History of the City of Peace and Justice
The Hague’s current role as host to international organisations and the international community is part of a tradition dating back more than 750 years.
‘Legal capital of the world.’ It was no one other than the former Secretary-General of the United Nations, Boutros Boutros-Ghali, who uttered these words to describe the unique position of The Hague. These are weighty words, but not at all unjustified. The Hague has had an international character for a long time.
Hugo Grotius and Spinoza
The Hague has been an international city and a centre of legal knowledge for several centuries. Since the late 16th century, when the government of the Republic of the Seven United Netherlands was founded in The Hague, the city has been a home to foreign diplomats.
It was in The Hague that the famous jurist Hugo Grotius wrote his book Mare Liberum (The Freedom of the Sea). Published in 1609, this work forms the basis for modern international law. The 17th-century philosopher Baruch Spinoza, known on account of his fundamental ideas on peace and freedom, spent the final years of his life living and working in The Hague. The Supreme Court of the Netherlands, the highest court of the country, has also been based in The Hague since 1838.
Peace Conferences in The Hague
A new chapter opened at the end of the 19th century when Tobias Asser, who would later go on to win the Nobel Peace Prize, founded the Hague Conference on Private International Law in 1893. This makes it the oldest international organisation in The Hague still in existence today.
The First Peace Conference took place 6 years later, leading to the creation of the Permanent Court of Arbitration, the body that mediates disputes between countries. A remarkable building – the Peace Palace – was designed specially for this court. Construction of the Peace Palace began during the Second Peace Conference in 1907, and it was completed in 1913. The First World War broke out the following year. The Peace Palace Library was also housed here from the very beginning.
Between the First and the Second World War, the Permanent Court of International Justice was based in the Peace Palace. This was the legal branch of the League of Nations (the forerunner to the United Nations).
Second United Nations city
The International Court of Justice was was founded in 1946 right after the Second World War. It, too, was housed in the Peace Palace. This highest legal body of the United Nations is the only main branch of the organisation not based in New York. The Hague is therefore quite justified in describing itself as the second U.N. city. In 1981 the Iran-United States Claims Tribunal was established, further consolidating the role of The Hague as the centre of international legal arbitration.
160 international organisations

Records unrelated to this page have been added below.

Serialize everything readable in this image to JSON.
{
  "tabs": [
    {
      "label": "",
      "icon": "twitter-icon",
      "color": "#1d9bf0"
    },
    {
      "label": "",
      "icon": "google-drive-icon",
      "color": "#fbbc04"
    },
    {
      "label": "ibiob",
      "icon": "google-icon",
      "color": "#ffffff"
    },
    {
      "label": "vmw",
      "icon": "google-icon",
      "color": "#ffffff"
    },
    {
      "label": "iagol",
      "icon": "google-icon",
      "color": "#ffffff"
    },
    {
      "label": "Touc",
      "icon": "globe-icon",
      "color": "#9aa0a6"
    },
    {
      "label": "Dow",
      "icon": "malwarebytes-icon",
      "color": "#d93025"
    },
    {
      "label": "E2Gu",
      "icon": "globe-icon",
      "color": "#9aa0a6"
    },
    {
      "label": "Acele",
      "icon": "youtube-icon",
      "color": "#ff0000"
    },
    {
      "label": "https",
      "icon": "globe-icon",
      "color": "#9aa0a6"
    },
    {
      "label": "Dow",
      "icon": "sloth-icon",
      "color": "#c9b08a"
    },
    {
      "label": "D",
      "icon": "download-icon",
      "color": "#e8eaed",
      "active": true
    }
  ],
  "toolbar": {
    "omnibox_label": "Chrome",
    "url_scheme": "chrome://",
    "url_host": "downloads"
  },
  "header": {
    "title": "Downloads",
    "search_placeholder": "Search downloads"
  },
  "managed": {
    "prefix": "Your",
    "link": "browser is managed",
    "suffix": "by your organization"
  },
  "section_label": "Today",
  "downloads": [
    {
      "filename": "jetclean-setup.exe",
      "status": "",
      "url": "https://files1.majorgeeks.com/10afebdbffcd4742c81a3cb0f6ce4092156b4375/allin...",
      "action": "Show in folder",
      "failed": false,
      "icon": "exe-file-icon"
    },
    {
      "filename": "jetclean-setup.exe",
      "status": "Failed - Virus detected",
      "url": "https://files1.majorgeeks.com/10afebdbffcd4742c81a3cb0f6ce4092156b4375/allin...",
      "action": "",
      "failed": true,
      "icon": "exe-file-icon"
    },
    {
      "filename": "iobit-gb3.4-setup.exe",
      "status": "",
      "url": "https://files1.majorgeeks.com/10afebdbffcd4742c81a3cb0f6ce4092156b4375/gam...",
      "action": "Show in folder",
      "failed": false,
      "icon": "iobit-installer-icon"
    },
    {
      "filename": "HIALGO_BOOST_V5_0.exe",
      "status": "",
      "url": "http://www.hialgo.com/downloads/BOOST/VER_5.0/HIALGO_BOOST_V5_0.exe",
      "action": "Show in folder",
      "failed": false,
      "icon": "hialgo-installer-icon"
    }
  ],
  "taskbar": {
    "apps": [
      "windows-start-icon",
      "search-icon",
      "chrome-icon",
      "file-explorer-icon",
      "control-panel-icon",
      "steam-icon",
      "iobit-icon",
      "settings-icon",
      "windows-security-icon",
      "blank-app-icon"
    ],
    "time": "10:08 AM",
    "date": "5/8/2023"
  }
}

At the start of the 1990s, after the end of the Cold War, international cooperation in the field of security and international criminal law enjoyed something of a renaissance. In less than 10 years, various new – and in some cases groundbreaking – organisations were set up. The largest are the International Criminal Tribunal for the former Yugoslavia (1993), Europol (1994), the Organisation for the Prohibition of Chemical Weapons (OPCW) (1997) and the International Criminal Court (2002), all of which are based in The Hague.
The city and its surrounding area are now home to 160 international organisations.
International knowledge centre
It is thanks in part to the presence of so many international organisations that The Hague has become an international knowledge centre in the field of peace and justice. A solid basis for this has been laid by organisations like the , , , and the .
More recent additions include The Hague Institute for the Internationalisation of Law and Campus The Hague, the second home of Leiden University, which expanded with the opening of a University College in The Hague in 2010.